Two reports. One by NPR and ProPublica. The other by the Occupational Safety and Health Administration. Released at the same time. Both on the issue of cuts to workers’ compensation nationwide.
Same conclusions: Workers are quickly losing the aspects that made the bargain of workers’ compensation worthwhile to employees. Due to legislative action in the last decade, benefits are not easily obtained and the monthly payouts are often far less than they should be. When the exclusive remedy of workers’ compensation was established, workers traded the right to sue employers for negligence related to on-the-job injuries in exchange for assurance that their company would subsidize their basic needs while they recovered.
There is now a wide-ranging disparity of these benefits among states, and if action isn’t taken soon, we will see this trend continue.
The dual investigation by NPR and non-profit journalism think tank ProPublica revealed that since 2003, more than 30 states have taken some type of legislative action to slash workers’ compensation benefits, make it tougher to get benefits or put up roadblocks to keep workers from getting reasonable medical care. That has meant many qualifying workers are plunged into poverty after a work injury.
Meanwhile, these reductions have largely benefited big companies and insurers, who unsurprisingly lobbied heavily for the changes.
OSHA’s report concluded much the same. The federal agency responsible for investigating workplace accidents indicated workers’ compensation pays just one-fifth the overall cost of workplace illnesses and injuries. Recent changes have made it much tougher for injured workers to receive benefits to which they are entitled.
OSHA indicated that if companies were required to pay the real cost of these injuries, there would be a far greater incentive to make workplaces safer. They would want to prevent these injuries from happening in the first place.
Instead, what’s happening is that workers, their families and taxpayers are bearing the burden of covering these costs, in effect subsidizing dangerous employers. Costs are instead covered by programs like Medicare and Medicaid, Social Security Disability Insurance, personal health care coverage and out-of-pocket payments.
In Georgia, it was revealed employers in 1988 paid, on average, $3.87 per unit in workers’ compensation insurance.
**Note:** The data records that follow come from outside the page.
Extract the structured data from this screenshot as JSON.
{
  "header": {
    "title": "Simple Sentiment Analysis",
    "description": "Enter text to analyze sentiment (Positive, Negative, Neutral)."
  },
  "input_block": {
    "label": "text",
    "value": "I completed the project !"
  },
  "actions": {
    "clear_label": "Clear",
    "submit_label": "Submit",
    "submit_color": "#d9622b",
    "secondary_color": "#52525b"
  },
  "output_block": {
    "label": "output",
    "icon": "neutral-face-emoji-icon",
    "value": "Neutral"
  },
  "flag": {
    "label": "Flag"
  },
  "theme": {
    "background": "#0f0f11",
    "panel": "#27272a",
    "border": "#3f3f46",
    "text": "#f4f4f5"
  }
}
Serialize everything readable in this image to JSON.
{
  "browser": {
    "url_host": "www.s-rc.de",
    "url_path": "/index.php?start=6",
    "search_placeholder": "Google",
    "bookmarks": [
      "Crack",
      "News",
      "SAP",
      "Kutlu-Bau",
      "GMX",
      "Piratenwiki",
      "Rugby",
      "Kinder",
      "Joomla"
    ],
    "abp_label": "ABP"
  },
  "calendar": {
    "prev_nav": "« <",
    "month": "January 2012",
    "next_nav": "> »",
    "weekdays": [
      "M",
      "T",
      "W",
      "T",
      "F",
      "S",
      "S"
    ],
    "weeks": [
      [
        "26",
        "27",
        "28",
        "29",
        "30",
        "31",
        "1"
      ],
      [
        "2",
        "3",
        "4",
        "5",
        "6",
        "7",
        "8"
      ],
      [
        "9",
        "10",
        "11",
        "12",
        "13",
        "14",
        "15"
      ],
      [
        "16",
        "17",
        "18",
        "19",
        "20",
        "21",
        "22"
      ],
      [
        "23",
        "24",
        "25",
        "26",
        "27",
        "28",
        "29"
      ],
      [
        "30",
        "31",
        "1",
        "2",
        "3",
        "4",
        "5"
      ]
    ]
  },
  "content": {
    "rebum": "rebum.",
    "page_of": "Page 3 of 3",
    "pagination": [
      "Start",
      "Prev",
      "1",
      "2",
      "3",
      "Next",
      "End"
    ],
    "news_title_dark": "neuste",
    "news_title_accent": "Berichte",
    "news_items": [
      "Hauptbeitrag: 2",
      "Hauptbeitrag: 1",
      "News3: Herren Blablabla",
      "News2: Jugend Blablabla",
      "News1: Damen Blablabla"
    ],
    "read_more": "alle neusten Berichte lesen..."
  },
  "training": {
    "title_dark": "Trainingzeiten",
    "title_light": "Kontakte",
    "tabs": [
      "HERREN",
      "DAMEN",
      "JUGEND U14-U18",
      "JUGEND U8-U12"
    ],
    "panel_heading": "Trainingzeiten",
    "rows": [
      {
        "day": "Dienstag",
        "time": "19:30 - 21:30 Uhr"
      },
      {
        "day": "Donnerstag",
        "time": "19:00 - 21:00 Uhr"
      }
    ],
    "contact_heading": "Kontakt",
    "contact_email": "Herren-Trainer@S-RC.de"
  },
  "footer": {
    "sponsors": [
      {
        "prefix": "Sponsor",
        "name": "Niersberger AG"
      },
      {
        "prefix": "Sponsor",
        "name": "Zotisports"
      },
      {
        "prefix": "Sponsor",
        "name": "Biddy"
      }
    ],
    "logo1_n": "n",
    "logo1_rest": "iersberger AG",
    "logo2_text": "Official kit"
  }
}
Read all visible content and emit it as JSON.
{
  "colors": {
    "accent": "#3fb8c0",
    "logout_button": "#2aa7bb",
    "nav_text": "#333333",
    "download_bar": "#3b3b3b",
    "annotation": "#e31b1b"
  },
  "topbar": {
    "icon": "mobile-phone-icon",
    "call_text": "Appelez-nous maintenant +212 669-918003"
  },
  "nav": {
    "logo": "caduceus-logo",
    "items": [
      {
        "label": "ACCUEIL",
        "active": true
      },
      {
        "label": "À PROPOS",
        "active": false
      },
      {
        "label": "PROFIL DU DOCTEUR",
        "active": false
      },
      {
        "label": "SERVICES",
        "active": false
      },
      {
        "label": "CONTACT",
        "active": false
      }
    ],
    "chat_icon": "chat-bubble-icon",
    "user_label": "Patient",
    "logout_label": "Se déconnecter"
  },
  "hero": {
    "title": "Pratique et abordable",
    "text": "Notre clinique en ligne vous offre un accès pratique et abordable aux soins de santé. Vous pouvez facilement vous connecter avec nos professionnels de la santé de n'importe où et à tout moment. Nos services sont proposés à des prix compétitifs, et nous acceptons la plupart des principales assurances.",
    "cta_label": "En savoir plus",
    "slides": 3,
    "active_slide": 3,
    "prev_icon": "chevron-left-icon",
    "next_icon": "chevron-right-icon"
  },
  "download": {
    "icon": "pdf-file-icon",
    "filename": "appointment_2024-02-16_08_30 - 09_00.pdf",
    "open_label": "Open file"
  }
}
In 2014, they pay just $1.75. That’s $2.12 less – despite inflation during that time.
So companies can’t complain they have to cut costs as a result of sky-high premiums. The facts simply don’t bear that out.In some cases, workers are having to file for bankruptcy just to get out from underneath the debt incurred as a result of a work injury.
This is simply not how it should be.
Our experienced Atlanta workers’ compensation attorneys are committed to ensuring our clients receive the benefits they deserve.
For information on Atlanta work injury compensation, contact J. Franklin Burns, P.C., at 1-404-303-7770.